Exercise brief =>
Return every line of the data below word for word, including the punctuation.

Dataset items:
* * * *

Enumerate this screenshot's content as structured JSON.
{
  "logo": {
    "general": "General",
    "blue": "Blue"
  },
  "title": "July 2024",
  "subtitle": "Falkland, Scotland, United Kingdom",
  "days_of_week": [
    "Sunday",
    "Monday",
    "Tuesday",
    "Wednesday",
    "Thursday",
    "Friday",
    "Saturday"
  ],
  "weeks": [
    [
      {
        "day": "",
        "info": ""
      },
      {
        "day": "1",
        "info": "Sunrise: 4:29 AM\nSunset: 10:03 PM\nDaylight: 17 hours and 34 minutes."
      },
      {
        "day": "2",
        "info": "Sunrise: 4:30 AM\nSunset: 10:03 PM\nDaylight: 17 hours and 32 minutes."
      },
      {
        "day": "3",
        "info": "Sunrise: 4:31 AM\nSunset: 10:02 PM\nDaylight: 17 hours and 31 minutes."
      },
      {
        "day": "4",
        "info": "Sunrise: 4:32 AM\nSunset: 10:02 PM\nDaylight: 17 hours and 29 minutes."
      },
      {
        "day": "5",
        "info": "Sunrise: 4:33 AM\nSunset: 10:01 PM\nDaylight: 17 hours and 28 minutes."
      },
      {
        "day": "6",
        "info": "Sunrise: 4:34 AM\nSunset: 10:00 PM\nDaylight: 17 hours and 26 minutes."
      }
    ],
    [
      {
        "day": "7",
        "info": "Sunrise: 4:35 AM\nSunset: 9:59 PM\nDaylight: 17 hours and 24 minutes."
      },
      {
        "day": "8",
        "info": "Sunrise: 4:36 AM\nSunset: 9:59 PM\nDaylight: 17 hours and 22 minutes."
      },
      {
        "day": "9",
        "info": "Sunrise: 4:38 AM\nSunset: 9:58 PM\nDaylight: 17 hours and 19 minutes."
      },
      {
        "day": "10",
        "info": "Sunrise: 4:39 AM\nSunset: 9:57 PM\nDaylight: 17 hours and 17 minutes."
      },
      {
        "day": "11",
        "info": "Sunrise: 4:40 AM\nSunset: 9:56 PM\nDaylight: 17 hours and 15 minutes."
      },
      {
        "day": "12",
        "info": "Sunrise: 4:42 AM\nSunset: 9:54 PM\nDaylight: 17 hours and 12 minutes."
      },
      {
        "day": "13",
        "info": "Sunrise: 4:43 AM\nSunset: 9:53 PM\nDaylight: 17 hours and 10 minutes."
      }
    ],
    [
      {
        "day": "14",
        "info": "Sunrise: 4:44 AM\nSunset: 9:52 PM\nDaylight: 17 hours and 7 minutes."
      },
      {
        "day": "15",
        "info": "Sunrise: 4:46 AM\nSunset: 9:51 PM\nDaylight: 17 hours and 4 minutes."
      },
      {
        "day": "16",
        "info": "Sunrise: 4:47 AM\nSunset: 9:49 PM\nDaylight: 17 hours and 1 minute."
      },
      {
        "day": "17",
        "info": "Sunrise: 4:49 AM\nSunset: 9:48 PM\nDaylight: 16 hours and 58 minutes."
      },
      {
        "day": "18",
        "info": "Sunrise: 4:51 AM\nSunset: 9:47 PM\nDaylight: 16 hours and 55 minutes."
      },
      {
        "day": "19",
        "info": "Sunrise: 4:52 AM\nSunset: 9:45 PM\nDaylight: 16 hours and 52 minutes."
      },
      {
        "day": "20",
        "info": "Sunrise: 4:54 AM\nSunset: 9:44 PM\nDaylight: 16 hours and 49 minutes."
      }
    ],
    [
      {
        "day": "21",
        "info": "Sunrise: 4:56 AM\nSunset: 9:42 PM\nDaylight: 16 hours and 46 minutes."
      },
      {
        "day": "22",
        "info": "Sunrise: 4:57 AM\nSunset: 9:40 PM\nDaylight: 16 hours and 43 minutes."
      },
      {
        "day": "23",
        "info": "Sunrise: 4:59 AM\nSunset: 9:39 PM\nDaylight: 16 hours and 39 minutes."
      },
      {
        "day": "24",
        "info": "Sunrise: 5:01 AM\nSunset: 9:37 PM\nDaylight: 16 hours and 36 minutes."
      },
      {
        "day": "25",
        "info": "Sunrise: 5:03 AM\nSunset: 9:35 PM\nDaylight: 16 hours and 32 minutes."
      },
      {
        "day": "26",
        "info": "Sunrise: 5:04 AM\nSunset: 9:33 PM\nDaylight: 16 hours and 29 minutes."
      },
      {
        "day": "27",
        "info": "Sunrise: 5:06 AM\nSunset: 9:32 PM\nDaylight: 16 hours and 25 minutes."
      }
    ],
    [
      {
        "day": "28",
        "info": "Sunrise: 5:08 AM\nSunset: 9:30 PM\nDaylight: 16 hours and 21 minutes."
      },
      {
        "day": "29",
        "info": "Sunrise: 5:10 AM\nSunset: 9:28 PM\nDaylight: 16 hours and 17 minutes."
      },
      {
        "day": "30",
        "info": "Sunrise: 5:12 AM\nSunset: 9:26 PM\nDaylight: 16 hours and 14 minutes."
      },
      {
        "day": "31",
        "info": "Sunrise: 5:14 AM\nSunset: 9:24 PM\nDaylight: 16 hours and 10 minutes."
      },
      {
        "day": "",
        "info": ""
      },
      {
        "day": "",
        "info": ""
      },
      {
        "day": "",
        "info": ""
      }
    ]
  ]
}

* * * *

Written solution =>
Enumerate this screenshot's content as structured JSON.
{
  "logo": {
    "general": "General",
    "blue": "Blue"
  },
  "title": "July 2024",
  "subtitle": "Falkland, Scotland, United Kingdom",
  "days_of_week": [
    "Sunday",
    "Monday",
    "Tuesday",
    "Wednesday",
    "Thursday",
    "Friday",
    "Saturday"
  ],
  "weeks": [
    [
      {
        "day": "",
        "info": ""
      },
      {
        "day": "1",
        "info": "Sunrise: 4:29 AM\nSunset: 10:03 PM\nDaylight: 17 hours and 34 minutes."
      },
      {
        "day": "2",
        "info": "Sunrise: 4:30 AM\nSunset: 10:03 PM\nDaylight: 17 hours and 32 minutes."
      },
      {
        "day": "3",
        "info": "Sunrise: 4:31 AM\nSunset: 10:02 PM\nDaylight: 17 hours and 31 minutes."
      },
      {
        "day": "4",
        "info": "Sunrise: 4:32 AM\nSunset: 10:02 PM\nDaylight: 17 hours and 29 minutes."
      },
      {
        "day": "5",
        "info": "Sunrise: 4:33 AM\nSunset: 10:01 PM\nDaylight: 17 hours and 28 minutes."
      },
      {
        "day": "6",
        "info": "Sunrise: 4:34 AM\nSunset: 10:00 PM\nDaylight: 17 hours and 26 minutes."
      }
    ],
    [
      {
        "day": "7",
        "info": "Sunrise: 4:35 AM\nSunset: 9:59 PM\nDaylight: 17 hours and 24 minutes."
      },
      {
        "day": "8",
        "info": "Sunrise: 4:36 AM\nSunset: 9:59 PM\nDaylight: 17 hours and 22 minutes."
      },
      {
        "day": "9",
        "info": "Sunrise: 4:38 AM\nSunset: 9:58 PM\nDaylight: 17 hours and 19 minutes."
      },
      {
        "day": "10",
        "info": "Sunrise: 4:39 AM\nSunset: 9:57 PM\nDaylight: 17 hours and 17 minutes."
      },
      {
        "day": "11",
        "info": "Sunrise: 4:40 AM\nSunset: 9:56 PM\nDaylight: 17 hours and 15 minutes."
      },
      {
        "day": "12",
        "info": "Sunrise: 4:42 AM\nSunset: 9:54 PM\nDaylight: 17 hours and 12 minutes."
      },
      {
        "day": "13",
        "info": "Sunrise: 4:43 AM\nSunset: 9:53 PM\nDaylight: 17 hours and 10 minutes."
      }
    ],
    [
      {
        "day": "14",
        "info": "Sunrise: 4:44 AM\nSunset: 9:52 PM\nDaylight: 17 hours and 7 minutes."
      },
      {
        "day": "15",
        "info": "Sunrise: 4:46 AM\nSunset: 9:51 PM\nDaylight: 17 hours and 4 minutes."
      },
      {
        "day": "16",
        "info": "Sunrise: 4:47 AM\nSunset: 9:49 PM\nDaylight: 17 hours and 1 minute."
      },
      {
        "day": "17",
        "info": "Sunrise: 4:49 AM\nSunset: 9:48 PM\nDaylight: 16 hours and 58 minutes."
      },
      {
        "day": "18",
        "info": "Sunrise: 4:51 AM\nSunset: 9:47 PM\nDaylight: 16 hours and 55 minutes."
      },
      {
        "day": "19",
        "info": "Sunrise: 4:52 AM\nSunset: 9:45 PM\nDaylight: 16 hours and 52 minutes."
      },
      {
        "day": "20",
        "info": "Sunrise: 4:54 AM\nSunset: 9:44 PM\nDaylight: 16 hours and 49 minutes."
      }
    ],
    [
      {
        "day": "21",
        "info": "Sunrise: 4:56 AM\nSunset: 9:42 PM\nDaylight: 16 hours and 46 minutes."
      },
      {
        "day": "22",
        "info": "Sunrise: 4:57 AM\nSunset: 9:40 PM\nDaylight: 16 hours and 43 minutes."
      },
      {
        "day": "23",
        "info": "Sunrise: 4:59 AM\nSunset: 9:39 PM\nDaylight: 16 hours and 39 minutes."
      },
      {
        "day": "24",
        "info": "Sunrise: 5:01 AM\nSunset: 9:37 PM\nDaylight: 16 hours and 36 minutes."
      },
      {
        "day": "25",
        "info": "Sunrise: 5:03 AM\nSunset: 9:35 PM\nDaylight: 16 hours and 32 minutes."
      },
      {
        "day": "26",
        "info": "Sunrise: 5:04 AM\nSunset: 9:33 PM\nDaylight: 16 hours and 29 minutes."
      },
      {
        "day": "27",
        "info": "Sunrise: 5:06 AM\nSunset: 9:32 PM\nDaylight: 16 hours and 25 minutes."
      }
    ],
    [
      {
        "day": "28",
        "info": "Sunrise: 5:08 AM\nSunset: 9:30 PM\nDaylight: 16 hours and 21 minutes."
      },
      {
        "day": "29",
        "info": "Sunrise: 5:10 AM\nSunset: 9:28 PM\nDaylight: 16 hours and 17 minutes."
      },
      {
        "day": "30",
        "info": "Sunrise: 5:12 AM\nSunset: 9:26 PM\nDaylight: 16 hours and 14 minutes."
      },
      {
        "day": "31",
        "info": "Sunrise: 5:14 AM\nSunset: 9:24 PM\nDaylight: 16 hours and 10 minutes."
      },
      {
        "day": "",
        "info": ""
      },
      {
        "day": "",
        "info": ""
      },
      {
        "day": "",
        "info": ""
      }
    ]
  ]
}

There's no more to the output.